## Goal of the exercise
All that is needed is a count of the lines in this data that contain the word "carrier".

## Record excerpts
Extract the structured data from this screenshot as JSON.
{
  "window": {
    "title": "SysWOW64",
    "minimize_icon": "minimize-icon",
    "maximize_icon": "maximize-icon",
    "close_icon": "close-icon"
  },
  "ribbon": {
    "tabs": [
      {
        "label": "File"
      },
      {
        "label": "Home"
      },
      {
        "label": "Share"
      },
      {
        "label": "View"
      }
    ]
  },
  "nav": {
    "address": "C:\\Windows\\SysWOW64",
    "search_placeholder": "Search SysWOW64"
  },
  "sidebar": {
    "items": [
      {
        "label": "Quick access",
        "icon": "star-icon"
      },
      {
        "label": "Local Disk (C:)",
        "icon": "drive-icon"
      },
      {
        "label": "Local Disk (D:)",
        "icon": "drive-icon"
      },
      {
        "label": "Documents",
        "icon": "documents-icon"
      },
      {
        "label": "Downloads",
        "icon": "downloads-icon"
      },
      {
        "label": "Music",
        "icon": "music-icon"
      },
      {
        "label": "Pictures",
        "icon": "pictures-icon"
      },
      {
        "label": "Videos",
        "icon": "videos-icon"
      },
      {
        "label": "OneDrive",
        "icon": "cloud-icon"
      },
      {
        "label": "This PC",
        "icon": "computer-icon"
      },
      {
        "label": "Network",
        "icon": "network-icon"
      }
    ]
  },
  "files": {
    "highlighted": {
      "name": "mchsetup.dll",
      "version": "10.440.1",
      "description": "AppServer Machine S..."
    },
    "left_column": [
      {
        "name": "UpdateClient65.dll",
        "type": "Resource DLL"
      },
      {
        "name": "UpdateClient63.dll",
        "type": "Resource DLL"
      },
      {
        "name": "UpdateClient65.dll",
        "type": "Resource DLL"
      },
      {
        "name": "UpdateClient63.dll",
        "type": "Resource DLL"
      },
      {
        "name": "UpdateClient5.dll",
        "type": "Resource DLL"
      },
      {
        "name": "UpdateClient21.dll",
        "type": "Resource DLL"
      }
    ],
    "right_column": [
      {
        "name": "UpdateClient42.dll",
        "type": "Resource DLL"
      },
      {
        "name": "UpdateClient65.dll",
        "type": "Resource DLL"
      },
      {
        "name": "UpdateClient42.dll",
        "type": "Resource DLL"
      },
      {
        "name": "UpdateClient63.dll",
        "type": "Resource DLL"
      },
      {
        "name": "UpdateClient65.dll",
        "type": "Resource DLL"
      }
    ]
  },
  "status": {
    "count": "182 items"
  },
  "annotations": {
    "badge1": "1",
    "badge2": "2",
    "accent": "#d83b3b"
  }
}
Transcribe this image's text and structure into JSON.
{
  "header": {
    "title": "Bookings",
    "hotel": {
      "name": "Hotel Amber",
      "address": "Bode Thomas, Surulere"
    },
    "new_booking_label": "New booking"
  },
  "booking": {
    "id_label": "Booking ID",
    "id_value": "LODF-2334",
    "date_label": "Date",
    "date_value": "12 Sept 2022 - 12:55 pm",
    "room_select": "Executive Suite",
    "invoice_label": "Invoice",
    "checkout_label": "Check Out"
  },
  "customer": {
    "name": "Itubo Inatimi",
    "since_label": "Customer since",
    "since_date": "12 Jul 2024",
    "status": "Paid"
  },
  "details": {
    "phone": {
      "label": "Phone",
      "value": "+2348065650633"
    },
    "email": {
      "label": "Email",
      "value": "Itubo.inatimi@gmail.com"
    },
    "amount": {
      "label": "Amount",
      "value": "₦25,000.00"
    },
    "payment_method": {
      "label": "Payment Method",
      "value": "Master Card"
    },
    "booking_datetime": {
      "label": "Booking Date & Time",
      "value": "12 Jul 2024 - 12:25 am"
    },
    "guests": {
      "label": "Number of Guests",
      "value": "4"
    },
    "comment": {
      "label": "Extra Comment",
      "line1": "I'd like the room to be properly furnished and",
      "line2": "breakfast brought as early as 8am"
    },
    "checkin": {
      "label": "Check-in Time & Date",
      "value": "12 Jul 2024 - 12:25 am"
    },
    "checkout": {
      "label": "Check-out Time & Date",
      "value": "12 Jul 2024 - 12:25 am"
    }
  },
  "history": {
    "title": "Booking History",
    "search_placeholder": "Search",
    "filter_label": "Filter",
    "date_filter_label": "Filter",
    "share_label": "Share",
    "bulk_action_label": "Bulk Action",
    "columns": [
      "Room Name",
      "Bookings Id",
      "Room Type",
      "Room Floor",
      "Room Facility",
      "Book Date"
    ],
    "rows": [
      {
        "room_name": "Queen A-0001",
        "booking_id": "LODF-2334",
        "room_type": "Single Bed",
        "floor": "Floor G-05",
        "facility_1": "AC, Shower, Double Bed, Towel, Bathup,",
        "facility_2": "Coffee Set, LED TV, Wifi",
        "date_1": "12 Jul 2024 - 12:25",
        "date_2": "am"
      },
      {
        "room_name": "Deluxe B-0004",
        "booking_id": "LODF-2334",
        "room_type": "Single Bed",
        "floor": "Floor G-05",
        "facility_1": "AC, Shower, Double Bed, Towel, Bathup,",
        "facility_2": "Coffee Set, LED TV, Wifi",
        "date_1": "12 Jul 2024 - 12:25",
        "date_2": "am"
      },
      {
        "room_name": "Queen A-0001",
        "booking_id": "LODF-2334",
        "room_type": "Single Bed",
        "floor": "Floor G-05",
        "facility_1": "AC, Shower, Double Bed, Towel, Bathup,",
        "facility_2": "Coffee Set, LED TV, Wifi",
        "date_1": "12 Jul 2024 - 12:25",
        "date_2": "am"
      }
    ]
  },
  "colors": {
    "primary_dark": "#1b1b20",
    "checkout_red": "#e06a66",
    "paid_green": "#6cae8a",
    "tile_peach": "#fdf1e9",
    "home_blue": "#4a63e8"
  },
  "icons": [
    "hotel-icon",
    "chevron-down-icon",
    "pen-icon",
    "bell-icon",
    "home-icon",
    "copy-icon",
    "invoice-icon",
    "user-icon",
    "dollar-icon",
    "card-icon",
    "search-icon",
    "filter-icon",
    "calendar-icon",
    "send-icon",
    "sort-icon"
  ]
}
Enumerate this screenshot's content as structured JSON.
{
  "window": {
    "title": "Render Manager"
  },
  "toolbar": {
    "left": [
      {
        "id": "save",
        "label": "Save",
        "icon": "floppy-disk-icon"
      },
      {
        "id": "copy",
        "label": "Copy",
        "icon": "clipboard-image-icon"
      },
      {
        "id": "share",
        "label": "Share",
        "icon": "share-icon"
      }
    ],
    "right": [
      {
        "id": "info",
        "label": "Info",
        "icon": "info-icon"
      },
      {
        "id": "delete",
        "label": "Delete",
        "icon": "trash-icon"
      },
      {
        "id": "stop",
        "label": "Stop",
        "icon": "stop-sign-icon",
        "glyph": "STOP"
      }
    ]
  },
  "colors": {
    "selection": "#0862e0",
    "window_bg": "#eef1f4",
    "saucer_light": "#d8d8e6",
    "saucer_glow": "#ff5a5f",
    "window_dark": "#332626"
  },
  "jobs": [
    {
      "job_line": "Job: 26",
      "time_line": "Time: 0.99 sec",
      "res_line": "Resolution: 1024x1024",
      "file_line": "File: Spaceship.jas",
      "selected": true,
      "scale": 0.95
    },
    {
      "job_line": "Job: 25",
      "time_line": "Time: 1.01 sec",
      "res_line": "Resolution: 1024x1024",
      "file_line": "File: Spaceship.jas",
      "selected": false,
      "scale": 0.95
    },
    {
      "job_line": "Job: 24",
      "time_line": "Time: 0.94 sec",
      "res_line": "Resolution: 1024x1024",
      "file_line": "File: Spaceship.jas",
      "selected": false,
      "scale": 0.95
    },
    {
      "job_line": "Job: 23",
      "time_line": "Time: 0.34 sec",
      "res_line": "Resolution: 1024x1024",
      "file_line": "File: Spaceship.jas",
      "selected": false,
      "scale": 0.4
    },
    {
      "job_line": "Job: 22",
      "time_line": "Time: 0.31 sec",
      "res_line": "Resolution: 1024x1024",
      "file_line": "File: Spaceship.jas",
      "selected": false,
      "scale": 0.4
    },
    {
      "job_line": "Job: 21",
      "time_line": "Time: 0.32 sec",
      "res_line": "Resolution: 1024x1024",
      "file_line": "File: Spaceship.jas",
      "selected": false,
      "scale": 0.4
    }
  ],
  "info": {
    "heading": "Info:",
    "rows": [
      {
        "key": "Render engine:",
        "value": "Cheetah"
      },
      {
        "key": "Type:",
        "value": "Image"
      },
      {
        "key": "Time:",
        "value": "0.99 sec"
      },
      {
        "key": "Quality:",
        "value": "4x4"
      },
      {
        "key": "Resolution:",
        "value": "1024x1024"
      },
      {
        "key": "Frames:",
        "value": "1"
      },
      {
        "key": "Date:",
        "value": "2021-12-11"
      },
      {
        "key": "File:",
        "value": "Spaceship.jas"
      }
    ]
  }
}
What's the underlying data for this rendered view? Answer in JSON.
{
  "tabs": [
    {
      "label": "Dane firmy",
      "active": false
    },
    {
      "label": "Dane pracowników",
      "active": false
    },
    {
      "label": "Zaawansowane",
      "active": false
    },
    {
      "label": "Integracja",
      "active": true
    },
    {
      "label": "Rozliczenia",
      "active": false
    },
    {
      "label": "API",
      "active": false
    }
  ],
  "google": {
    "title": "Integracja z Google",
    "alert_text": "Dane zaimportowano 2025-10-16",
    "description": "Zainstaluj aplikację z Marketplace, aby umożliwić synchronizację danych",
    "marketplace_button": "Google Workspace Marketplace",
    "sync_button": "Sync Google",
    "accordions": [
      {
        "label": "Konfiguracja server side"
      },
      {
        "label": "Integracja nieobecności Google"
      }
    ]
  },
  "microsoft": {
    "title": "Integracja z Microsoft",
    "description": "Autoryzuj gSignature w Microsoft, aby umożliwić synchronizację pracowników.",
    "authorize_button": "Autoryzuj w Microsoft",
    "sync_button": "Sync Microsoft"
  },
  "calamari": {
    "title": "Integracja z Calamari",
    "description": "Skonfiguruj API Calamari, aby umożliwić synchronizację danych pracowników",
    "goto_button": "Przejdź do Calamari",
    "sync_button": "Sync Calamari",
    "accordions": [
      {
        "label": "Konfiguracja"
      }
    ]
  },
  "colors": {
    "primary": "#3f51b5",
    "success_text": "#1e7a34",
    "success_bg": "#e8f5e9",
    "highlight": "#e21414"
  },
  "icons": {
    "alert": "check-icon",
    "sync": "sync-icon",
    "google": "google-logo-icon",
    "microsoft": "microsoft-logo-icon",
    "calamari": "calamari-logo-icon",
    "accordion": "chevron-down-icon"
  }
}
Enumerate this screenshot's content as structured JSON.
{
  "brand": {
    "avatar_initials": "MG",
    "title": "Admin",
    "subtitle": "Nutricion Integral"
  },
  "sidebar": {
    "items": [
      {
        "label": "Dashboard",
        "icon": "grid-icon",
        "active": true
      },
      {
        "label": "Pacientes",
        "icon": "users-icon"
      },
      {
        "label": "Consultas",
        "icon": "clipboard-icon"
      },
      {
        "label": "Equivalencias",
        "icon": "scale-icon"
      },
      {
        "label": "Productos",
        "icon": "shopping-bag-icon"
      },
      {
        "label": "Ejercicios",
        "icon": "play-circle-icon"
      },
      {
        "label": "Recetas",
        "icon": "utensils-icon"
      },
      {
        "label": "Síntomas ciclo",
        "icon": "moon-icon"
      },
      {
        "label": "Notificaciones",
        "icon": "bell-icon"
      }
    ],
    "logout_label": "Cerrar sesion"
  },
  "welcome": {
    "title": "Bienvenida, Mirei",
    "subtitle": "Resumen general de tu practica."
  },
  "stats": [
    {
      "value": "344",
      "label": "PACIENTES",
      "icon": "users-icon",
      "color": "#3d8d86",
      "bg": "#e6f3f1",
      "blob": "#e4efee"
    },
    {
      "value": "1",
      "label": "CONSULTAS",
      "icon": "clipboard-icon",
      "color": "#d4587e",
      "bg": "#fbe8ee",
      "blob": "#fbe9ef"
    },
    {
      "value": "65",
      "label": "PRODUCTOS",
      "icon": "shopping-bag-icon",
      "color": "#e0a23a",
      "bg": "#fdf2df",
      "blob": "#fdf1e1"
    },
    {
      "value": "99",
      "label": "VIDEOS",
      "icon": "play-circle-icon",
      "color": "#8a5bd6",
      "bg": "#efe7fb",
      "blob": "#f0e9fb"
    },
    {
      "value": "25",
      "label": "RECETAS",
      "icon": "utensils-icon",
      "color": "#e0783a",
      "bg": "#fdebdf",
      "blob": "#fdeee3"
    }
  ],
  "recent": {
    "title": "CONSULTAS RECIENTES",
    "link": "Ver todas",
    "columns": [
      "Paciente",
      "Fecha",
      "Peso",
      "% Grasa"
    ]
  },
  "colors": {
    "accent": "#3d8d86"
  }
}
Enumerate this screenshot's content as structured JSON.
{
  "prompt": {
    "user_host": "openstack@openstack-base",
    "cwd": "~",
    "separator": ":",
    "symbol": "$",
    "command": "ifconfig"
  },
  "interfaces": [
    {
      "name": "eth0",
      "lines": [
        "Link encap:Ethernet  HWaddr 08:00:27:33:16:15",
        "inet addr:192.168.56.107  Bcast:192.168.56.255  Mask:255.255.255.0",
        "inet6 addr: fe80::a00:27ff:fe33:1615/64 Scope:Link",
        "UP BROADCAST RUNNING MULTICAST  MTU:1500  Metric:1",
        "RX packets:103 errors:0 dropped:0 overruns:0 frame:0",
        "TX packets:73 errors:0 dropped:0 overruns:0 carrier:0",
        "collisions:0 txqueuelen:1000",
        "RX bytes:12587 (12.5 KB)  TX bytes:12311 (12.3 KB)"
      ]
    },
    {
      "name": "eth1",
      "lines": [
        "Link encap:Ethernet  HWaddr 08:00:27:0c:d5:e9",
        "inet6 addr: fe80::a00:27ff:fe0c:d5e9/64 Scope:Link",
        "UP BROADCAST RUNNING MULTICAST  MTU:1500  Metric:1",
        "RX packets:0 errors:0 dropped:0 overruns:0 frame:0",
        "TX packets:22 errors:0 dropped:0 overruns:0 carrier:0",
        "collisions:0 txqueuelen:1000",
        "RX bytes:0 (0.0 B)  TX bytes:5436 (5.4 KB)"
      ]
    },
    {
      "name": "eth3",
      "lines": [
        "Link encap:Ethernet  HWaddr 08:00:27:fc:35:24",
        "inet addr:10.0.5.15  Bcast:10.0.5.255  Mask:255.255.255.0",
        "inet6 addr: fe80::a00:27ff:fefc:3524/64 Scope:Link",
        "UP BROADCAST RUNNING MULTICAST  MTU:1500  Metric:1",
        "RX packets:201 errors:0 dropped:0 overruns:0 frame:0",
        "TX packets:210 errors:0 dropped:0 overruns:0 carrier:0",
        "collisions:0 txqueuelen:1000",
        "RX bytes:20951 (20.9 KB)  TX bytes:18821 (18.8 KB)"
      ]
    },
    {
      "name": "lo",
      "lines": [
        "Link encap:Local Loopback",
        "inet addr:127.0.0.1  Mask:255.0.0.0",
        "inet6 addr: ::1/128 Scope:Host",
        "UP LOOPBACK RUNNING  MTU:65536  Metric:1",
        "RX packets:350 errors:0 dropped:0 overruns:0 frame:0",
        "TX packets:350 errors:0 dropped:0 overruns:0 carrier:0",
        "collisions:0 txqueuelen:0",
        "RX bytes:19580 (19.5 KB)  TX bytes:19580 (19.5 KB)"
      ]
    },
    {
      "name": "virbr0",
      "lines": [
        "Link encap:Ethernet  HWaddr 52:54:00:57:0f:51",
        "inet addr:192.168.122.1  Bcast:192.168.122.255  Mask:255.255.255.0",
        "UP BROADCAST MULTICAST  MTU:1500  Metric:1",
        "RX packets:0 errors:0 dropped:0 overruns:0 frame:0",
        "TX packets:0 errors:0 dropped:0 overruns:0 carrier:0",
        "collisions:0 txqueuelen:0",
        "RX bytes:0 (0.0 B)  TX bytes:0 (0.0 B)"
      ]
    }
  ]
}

## Response area
5